## GOAL OF THE EXERCISE
Search the records for "books" and copy each line that holds it.

Collected data entries
━━━━━━━━━━
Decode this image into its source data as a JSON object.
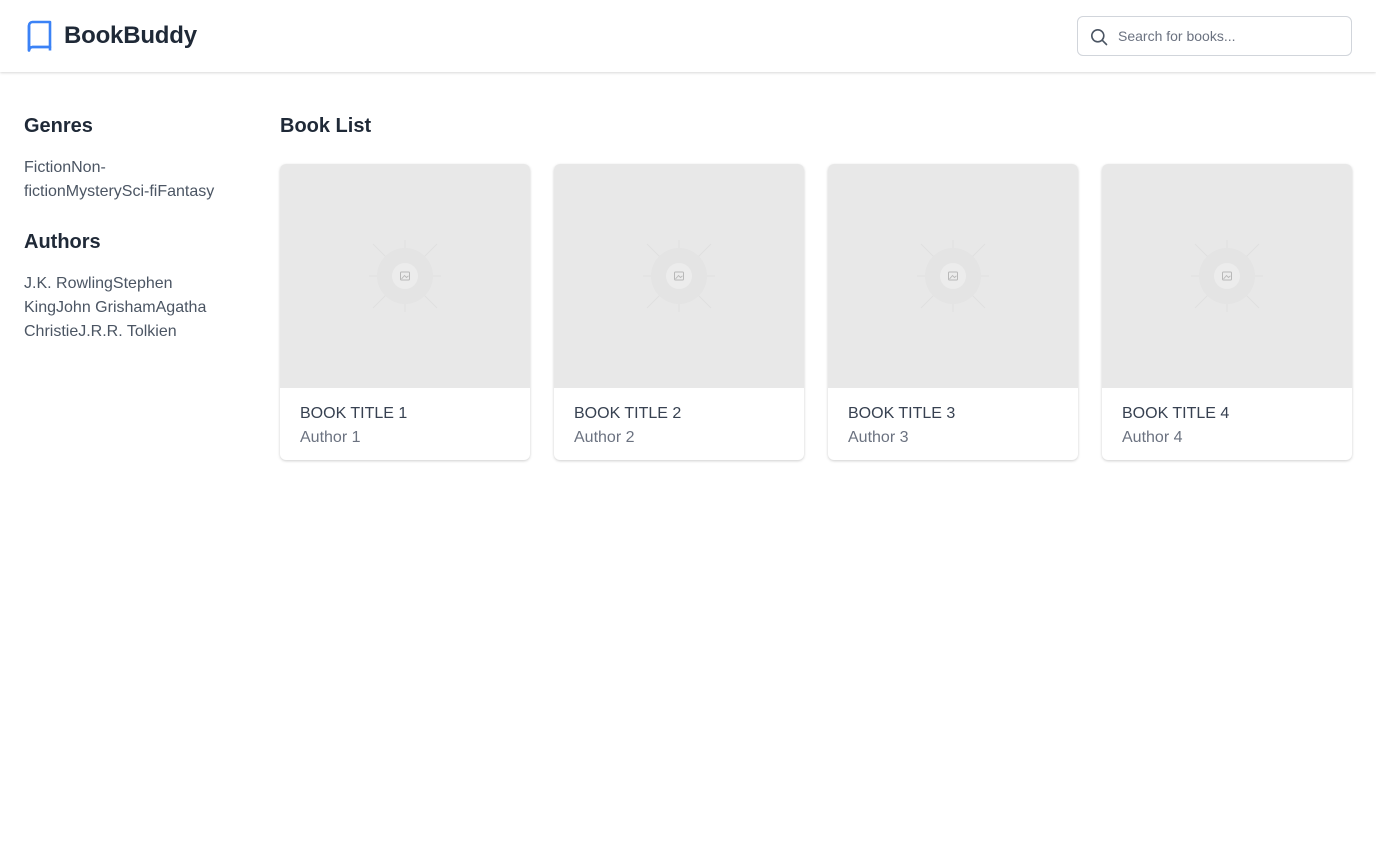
{
  "header": {
    "brand_name": "BookBuddy",
    "brand_icon": "book-icon",
    "search": {
      "placeholder": "Search for books...",
      "value": ""
    },
    "accent_color": "#3b82f6"
  },
  "sidebar": {
    "genres": {
      "heading": "Genres",
      "items": [
        "Fiction",
        "Non-fiction",
        "Mystery",
        "Sci-fi",
        "Fantasy"
      ]
    },
    "authors": {
      "heading": "Authors",
      "items": [
        "J.K. Rowling",
        "Stephen King",
        "John Grisham",
        "Agatha Christie",
        "J.R.R. Tolkien"
      ]
    }
  },
  "main": {
    "heading": "Book List",
    "books": [
      {
        "title": "Book Title 1",
        "author": "Author 1",
        "cover_icon": "image-placeholder-icon"
      },
      {
        "title": "Book Title 2",
        "author": "Author 2",
        "cover_icon": "image-placeholder-icon"
      },
      {
        "title": "Book Title 3",
        "author": "Author 3",
        "cover_icon": "image-placeholder-icon"
      },
      {
        "title": "Book Title 4",
        "author": "Author 4",
        "cover_icon": "image-placeholder-icon"
      }
    ]
  }
}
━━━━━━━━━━
## WRITTEN RESPONSE
      "placeholder": "Search for books...",
    "books": [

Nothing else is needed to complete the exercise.